Never thought I’d say this, but I feel for the Republican Party. Over the years there have been many Republican candidates for president who were anathema to me, but never before have there been more who are anathema to other Republicans.
Sen. Lindsey Graham (R-S.C.) recently said about Republicans’ choices, “Nominating Donald Trump or Ted Cruz could prove fatal for this party. It’s like being shot or poisoned. What does it really matter?” More recently Mitt Romney, the last Republican presidential nominee said, “If we Republicans choose Donald Trump as our nominee, the prospects for a safe and prosperous future are greatly diminished.” He added “Think of Donald Trump’s personal qualities: The bullying, the greed, the showing off, the misogyny, the absurd third grade theatrics. You know, we have long referred to him as ‘The Donald.’ He’s the only person in the entire country to whom we have added an article before his name, and it was not because he had attributes we admired.”
Members of the Log Cabin Republicans in D.C. are running as delegates to the Republican National Convention on an uncommitted slate. They clearly have a hard time supporting any of the candidates who collectively are a disaster on LGBT issues.
Huffington Post reported, “Senator Ben Sasse (R-Neb.) who is in his first term, put up a lengthy Facebook post Sunday night, going after the Republican Party frontrunner for the fact that his “relentless focus is on dividing Americans and talking like he’s running for king.” Former New Jersey Republican Gov. Christine Todd Whitman said, “While I certainly don’t want four more years of another Clinton administration or more years of the Obama administration, I would take that over the kind of damage I think Donald Trump could do to this country, to its reputation, to the people of this country.”
I don’t remember this kind of dissension within the Republican Party in the past and if it occurred it was behind closed doors. There is a palpable fear in Republicans I know who believe if Trump is the nominee the Republican Party will not only lose the White House and the Senate but possibly even the House. According to a New York Times report on Senate Majority Leader Mitch McConnell (R- Ky.), “Mr. McConnell has begun preparing senators for the prospect of a Trump nomination, assuring them that, if it threatened to harm them in the general election, they could run negative ads about Mr. Trump to create space between him and Republican senators seeking re-election. Mr. McConnell has raised the possibility of treating Mr. Trump’s loss as a given and describing a Republican Senate to voters as a necessary check on a President Hillary Clinton, according to senators at the lunches. He has reminded colleagues of his own 1996 re-election campaign, when he won comfortably amid President Bill Clinton’s easy re-election. Of Mr. Trump, Mr. McConnell has said, ‘We’ll drop him like a hot rock,’ according to his colleagues.”
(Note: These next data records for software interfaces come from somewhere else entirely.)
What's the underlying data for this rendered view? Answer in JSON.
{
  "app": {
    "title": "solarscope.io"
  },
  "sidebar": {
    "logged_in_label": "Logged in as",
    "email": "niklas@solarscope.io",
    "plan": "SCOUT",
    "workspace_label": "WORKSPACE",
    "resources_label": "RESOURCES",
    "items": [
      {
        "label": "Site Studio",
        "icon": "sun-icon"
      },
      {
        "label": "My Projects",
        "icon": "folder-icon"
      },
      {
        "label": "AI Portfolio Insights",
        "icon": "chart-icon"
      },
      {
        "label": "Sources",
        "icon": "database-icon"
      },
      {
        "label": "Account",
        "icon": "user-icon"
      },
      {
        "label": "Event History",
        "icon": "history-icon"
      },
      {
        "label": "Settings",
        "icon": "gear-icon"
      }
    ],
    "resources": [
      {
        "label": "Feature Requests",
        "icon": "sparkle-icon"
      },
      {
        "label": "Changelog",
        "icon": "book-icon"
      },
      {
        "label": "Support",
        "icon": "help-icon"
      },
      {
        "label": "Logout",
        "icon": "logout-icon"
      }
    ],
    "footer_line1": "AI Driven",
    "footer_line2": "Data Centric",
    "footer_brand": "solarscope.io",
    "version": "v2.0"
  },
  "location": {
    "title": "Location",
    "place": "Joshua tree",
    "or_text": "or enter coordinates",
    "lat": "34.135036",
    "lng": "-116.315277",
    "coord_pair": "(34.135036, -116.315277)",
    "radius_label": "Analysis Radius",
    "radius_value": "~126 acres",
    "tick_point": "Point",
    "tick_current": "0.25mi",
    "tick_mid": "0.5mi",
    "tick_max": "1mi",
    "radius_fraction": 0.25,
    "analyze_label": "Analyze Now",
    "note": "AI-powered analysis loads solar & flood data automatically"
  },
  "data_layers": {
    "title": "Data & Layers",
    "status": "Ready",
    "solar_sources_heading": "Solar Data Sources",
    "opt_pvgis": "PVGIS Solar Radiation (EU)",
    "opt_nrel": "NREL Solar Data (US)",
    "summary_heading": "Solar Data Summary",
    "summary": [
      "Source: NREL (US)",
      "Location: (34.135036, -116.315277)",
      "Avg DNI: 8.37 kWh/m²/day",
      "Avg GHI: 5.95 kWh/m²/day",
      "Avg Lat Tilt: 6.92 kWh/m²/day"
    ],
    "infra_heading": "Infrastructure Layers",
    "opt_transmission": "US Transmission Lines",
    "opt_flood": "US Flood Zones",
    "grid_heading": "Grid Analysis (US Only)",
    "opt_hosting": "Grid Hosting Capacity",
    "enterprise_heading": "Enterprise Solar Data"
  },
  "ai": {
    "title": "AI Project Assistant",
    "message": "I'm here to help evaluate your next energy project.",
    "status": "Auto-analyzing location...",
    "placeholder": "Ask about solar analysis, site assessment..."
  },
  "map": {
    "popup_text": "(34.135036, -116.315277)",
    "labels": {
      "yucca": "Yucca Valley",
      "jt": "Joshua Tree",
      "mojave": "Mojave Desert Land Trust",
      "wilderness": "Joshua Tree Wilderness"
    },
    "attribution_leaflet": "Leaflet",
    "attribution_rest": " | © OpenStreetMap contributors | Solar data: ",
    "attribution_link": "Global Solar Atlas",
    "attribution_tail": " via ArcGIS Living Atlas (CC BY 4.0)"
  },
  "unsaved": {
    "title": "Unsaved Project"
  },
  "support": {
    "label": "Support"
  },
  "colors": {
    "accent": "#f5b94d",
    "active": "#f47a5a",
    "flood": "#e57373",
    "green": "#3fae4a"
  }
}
Although I hope this will lead to the election of Clinton, the country is always better off when there are two rational political parties that discuss and debate the issues of the day intelligently, with respect for each other and the people they are trying to represent. Trump is neither respectful nor displaying any signs of intelligence. His ranting against Mexicans and Muslims; his anti-LGBT, racist and misogynist rhetoric, all used to denigrate anyone who disagrees with him is pathetic. His use of foul language and innuendo typical of a schoolyard bully should embarrass all who hear it.
There is much discussion about who is to blame for the condition of the Republican Party today. Some believe it is the rise of the Tea Party; others blame the racism incited by attacks on President Obama. Some blame the party elders for doing nothing and stonewalling all legislative efforts to move the country forward.
It will most likely take years, and some question if it can ever be accomplished, to bring the party back to a point where rational conservatives and moderates who made up the GOP in the past can once again take it back.
Peter Rosenstein is a longtime LGBT rights and Democratic Party activist. He writes regularly for the Blade.